  4. Read the contract and pay attention to the details. Make sure any verbal agreements or claims made by the salesperson are written into the contract. Strike out elements you do not want to agree with, and have these changes initialled by you and the salesperson before you sign. Fill all blank spaces so that details cannot be added later by the salesperson.
  5. Understand everything in the contract. Ask the salesperson questions and get advice if there are elements you don't understand. Don't forget that the fine print is part of the contract too. You can have a lawyer review the contract if you feel you need to.
  6. Know who to call for help and how to make a complaint. Ask the salesperson for a customer service phone number and the steps to take if you need to make a complaint.
  7. Remember that a signed contract is a legal document, so you will have to live with what you agreed to. Generally, a contract cannot be changed or broken unless you and the other party both agree.
  8. Know how to get out of the contract. Usually, a short period of time is allowed to cancel a contract without penalty; it's called the "cooling off period." The cooling off period should be described in the contract. Even if it isn't, you might still have a cooling off period.
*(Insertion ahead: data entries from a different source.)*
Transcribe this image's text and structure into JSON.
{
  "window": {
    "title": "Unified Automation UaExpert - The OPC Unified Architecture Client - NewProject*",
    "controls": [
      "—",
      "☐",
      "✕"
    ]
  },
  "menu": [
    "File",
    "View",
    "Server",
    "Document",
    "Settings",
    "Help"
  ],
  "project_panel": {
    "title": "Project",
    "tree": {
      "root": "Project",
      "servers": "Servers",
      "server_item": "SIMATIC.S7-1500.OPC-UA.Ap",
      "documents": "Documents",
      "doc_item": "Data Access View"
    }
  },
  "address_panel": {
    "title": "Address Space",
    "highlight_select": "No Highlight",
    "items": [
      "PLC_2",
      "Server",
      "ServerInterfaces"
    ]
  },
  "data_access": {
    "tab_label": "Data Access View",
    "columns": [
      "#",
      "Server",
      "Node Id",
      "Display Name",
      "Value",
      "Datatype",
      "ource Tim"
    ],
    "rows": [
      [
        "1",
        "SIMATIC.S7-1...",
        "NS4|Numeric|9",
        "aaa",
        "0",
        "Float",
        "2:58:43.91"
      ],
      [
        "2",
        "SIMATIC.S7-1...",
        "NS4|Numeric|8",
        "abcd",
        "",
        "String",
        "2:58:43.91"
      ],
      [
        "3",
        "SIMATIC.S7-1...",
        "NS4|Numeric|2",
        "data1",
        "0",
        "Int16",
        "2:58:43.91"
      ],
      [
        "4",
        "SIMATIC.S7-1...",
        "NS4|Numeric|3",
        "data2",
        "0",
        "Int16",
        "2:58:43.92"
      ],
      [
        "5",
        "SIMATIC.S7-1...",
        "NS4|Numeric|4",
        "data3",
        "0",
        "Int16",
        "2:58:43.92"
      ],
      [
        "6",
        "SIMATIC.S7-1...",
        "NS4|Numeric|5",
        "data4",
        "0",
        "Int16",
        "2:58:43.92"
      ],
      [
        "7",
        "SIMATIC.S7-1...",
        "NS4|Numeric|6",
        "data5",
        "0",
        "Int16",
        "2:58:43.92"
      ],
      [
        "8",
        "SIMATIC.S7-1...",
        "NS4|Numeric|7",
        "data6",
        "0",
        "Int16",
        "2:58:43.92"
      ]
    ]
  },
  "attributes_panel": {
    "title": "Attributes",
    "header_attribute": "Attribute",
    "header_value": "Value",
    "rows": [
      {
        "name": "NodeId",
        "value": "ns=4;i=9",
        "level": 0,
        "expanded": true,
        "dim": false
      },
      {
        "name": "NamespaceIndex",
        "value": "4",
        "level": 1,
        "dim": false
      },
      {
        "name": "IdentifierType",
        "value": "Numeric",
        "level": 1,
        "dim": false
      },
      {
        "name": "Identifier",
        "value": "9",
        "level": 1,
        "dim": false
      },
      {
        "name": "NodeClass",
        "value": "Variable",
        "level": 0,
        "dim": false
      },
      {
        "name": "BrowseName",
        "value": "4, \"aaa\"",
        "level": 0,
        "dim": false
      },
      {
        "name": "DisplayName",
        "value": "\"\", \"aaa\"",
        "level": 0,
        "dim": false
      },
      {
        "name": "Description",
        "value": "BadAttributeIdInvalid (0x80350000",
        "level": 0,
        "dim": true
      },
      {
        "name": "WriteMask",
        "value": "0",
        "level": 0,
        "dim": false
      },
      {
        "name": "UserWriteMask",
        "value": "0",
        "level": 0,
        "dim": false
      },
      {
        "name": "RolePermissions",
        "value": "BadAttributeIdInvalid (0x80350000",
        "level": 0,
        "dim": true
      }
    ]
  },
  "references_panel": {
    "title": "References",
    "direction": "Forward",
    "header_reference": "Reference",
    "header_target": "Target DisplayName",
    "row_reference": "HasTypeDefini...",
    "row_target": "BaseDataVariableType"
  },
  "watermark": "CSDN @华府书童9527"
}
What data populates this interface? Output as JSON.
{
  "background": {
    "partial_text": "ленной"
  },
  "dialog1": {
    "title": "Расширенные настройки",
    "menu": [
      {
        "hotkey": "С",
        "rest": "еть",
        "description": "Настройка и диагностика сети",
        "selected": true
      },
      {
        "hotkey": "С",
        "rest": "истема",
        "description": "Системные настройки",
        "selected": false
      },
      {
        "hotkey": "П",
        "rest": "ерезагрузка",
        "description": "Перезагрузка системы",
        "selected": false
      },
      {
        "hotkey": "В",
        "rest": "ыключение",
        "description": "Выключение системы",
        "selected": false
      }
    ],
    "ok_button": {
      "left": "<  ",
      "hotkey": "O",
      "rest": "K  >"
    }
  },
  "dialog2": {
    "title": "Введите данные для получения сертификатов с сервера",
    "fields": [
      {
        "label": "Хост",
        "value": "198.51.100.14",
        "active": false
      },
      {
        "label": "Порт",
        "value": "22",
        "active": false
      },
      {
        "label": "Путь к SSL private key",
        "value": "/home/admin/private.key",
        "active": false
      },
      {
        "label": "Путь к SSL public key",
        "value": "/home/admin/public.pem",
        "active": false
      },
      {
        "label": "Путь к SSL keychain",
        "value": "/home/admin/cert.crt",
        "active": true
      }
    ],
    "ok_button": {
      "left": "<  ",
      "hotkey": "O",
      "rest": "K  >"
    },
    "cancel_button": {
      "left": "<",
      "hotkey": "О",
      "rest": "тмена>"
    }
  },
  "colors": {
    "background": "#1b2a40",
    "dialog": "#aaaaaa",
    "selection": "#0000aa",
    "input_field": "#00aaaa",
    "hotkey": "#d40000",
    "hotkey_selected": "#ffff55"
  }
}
You can learn more about how to cancel a contract by visiting the Consumer Protection BC website or by or contact Consumer Protection BC to find out what the cooling off period might be for your situation. To cancel a contract before it is over, both sides have to agree, but usually it will cost you.
  9. Sleep on it. Is this what you really need and want? It's okay to change your mind before signing or agreeing to a contract.
  10. Once it's signed, get a copy and keep it. You may need it later on for reference or to launch a complaint if you have a problem.